It started with slight symptoms. But Sarah Stewart worried that her daughter, Mary Mitchell, then 2, wasn’t speaking like she should.
At first, doctors believed the girl had a sensory processing disorder but she didn’t respond to therapy.
“It was just subtle things,” Stewart, 36, of Knoxville, Tennessee, told TODAY. “The speech is probably the most obvious one. She can draw a circle but the other kids in her preschool can draw a circle with two eyes and a mouth.”
The Stewarts wondered if Mary Mitchell might be on the autism spectrum, but the pediatrician didn’t agree. He ran genetic tests and discovered the answer. Mary Mitchell has Sanfilippo syndrome, a rare genetic condition sometimes known as “childhood Alzheimer’s,” which affects one of 70,000 children. Those with the progressive neurodegenerative disorder lose their ability to speak and comprehend before becoming immobilized and dying in their teen years.
There’s no cure.
“We were shocked,” Stewart said. “We were in disbelief to be told it was something that effects her life expectancy and to be told on top of that there was no treatment.”
On the same day of Mary Mitchell's diagnosis, Stewart discovered another girl with the disorder, Lulu, who was receiving an experimental gene therapy for Sanfilippo syndrome. Stewart and her husband Mitch hope that treatment could help their daughter.
“We knew how big of a deal this gene therapy was,” Stewart said.
In Sanfillippo syndrome, also known as MPS3, a gene malfunctions so there’s less of an enzyme needed to break down complex sugars, which build up to dangerous levels.
There are four types A, B, C and D. A starts the earliest and is the most common. It’s the type that Mary Mitchell has.
Mary Mitchell is the second child to receive the therapy. It is a one-time treatment where a viral vector — which is harmless because the virus’ DNA is removed — delivers a properly functioning gene to the brain through six burr holes drilled into Mary Mitchell's skull by surgeons at Weill Cornell in New York City.
“The hope is that it will spread throughout her brain and it will cause her body to start producing this enzyme,” Stewart said.

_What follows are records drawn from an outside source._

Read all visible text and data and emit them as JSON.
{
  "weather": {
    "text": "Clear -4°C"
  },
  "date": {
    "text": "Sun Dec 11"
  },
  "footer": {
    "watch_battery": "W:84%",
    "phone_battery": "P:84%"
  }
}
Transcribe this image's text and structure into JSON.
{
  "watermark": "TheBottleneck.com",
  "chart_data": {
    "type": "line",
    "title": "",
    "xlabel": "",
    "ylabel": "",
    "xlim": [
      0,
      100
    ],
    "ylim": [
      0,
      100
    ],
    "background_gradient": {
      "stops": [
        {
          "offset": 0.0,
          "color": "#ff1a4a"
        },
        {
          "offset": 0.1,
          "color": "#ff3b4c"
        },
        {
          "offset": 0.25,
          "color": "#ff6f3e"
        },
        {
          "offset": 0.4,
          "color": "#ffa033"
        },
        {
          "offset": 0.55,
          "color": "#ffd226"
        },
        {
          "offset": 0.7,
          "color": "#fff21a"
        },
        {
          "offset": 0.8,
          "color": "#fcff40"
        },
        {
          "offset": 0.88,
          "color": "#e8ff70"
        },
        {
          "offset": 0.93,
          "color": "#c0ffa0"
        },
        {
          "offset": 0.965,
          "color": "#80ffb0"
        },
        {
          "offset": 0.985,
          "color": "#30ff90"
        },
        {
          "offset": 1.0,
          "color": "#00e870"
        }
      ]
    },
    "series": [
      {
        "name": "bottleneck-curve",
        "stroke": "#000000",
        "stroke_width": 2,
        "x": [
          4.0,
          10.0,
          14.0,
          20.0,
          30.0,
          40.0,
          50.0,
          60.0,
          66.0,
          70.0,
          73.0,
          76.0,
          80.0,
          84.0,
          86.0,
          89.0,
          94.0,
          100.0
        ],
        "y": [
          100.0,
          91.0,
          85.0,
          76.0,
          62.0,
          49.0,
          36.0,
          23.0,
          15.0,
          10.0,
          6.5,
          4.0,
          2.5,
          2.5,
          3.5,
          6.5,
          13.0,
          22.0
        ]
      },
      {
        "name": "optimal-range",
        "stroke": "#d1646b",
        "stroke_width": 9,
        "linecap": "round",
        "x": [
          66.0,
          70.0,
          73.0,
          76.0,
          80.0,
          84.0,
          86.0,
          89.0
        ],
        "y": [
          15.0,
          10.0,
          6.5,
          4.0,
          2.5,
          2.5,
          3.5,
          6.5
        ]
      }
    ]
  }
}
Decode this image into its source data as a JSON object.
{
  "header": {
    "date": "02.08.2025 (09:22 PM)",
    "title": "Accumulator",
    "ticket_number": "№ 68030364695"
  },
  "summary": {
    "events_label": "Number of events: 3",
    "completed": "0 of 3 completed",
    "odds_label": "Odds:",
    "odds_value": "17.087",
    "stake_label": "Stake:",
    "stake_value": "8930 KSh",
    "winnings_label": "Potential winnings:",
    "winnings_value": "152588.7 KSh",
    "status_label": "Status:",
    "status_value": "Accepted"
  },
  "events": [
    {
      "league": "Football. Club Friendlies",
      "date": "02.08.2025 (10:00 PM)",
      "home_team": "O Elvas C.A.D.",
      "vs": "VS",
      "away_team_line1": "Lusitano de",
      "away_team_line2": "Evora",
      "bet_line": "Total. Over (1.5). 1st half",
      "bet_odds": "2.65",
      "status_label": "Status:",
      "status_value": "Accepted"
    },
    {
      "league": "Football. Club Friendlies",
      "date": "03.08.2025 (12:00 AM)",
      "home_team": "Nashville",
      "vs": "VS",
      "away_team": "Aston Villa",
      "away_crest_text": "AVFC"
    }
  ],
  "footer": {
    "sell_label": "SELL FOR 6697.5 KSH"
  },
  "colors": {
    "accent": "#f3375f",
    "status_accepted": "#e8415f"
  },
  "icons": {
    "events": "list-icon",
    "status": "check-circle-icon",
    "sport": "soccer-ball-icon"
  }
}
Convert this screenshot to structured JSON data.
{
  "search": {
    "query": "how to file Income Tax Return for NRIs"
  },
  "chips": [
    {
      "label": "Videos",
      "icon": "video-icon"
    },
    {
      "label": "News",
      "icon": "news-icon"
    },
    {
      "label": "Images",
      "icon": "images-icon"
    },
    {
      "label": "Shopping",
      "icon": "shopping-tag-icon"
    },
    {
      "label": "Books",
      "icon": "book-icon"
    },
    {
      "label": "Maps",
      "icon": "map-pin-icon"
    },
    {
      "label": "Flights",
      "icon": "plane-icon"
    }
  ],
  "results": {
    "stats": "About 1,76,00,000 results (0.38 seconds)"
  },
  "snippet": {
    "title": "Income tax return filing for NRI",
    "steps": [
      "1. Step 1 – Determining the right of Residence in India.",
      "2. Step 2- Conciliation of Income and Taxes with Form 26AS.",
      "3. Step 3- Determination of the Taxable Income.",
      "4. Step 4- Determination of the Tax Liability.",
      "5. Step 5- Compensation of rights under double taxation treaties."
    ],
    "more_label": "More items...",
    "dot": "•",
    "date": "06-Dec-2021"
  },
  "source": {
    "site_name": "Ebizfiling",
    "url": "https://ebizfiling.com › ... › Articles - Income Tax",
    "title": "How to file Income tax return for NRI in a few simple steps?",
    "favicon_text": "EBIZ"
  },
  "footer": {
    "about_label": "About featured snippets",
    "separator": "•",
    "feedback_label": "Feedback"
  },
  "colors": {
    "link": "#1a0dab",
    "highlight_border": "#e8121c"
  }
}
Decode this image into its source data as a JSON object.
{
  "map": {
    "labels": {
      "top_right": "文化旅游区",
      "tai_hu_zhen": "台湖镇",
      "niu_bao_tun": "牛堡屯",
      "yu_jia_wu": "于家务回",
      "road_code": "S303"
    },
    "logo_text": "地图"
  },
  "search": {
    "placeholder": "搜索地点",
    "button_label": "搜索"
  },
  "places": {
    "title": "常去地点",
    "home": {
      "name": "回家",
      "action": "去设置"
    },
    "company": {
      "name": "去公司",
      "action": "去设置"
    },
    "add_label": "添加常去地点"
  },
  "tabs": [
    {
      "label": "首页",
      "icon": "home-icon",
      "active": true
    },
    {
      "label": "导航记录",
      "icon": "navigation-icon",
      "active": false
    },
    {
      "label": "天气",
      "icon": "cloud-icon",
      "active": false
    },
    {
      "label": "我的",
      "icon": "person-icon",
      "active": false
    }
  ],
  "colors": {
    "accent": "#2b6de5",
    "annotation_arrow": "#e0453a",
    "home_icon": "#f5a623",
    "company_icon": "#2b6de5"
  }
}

The trial will follow 20 participants, receiving the therapy, for two years. Scientists will follow how their brains develop, their cognition, speech and motor skills.
In 2016, Eliza O’Neill, then 6, was the first patient in the United States to receive gene therapy for Sanfilippo syndrome. After her diagnosis in 2013, her parents, Glenn and Cara O’Neill were so determined to find a cure that they started a nonprofit, Cure Sanfilippo Foundation, to raise money to fund research for it.
“We certainly care about children getting treatments, getting some type of treatment to halt the disease,” Glenn O’Neill, told TODAY.
Since her trial, Eliza’s lost her ability to speak but still makes noise to communicate. Even though her speech was lost, they continue to think her participation changed her life.
“The medicine has had a big impact on the quality of life, her ability to focus and sleep and not have inexplicable pain tantrums where she is going into spasms,” O’Neill explained.
Because Eliza was the first she received a smaller dose. The last children in the trial received about six times the amount of the therapy that Eliza received. There's not a lot of public information about the outcomes and O’Neill wonders how they’re doing.
Even though Eliza isn't cured, the family is grateful for her participation.
“We knew it was an unknown and we would do it again in a heartbeat,” he said. “The goal is that there will be something available for all kids.”
The hope for the future.
While Eliza still exhibits declining function, her family is hopeful the treatment was enough to stop the now 9-year-old from experiencing a steep decline in a matter of years.
“She is able to still use a fork and put a fork into whatever type of food she has and feeds herself. We are thrilled about that,” he said. “Everything she needs we still need to do for her.”
According to her Facebook page, Lulu, the girl who was the first to receive the latest gene therapy, is making gains. Her “cognitive age increased by six months,” and she is learning new words and phrases, a significant gain for the 5-year-old.
While it has been just a week since Mary Mitchell receive her gene therapy, her family has noticed differences. Her speech is much clearer and she is saying words she never before said.
“She’s also said so many new words, close to 15 to 20,” Stewart said. “It’s truly unbelievable.”
Mary Mitchell, who loves Dolly Parton so much she asked the nurses to play “Jolene” during appointments, left the hospital and will be soon be returning home. Because she's only 3 and hasn’t lost any skills her family hopes that the treatment will prevent her from declining, although they know it is certainly too early to know if it works. They believe God has helped Mary Mitchell thrive.
“We’re so excited and thankful,” Stewart said.
[Editor's note: An earlier version of this story said Eliza was the first to receive gene therapy for Sanfilippo. She was the first patient in the U.S.]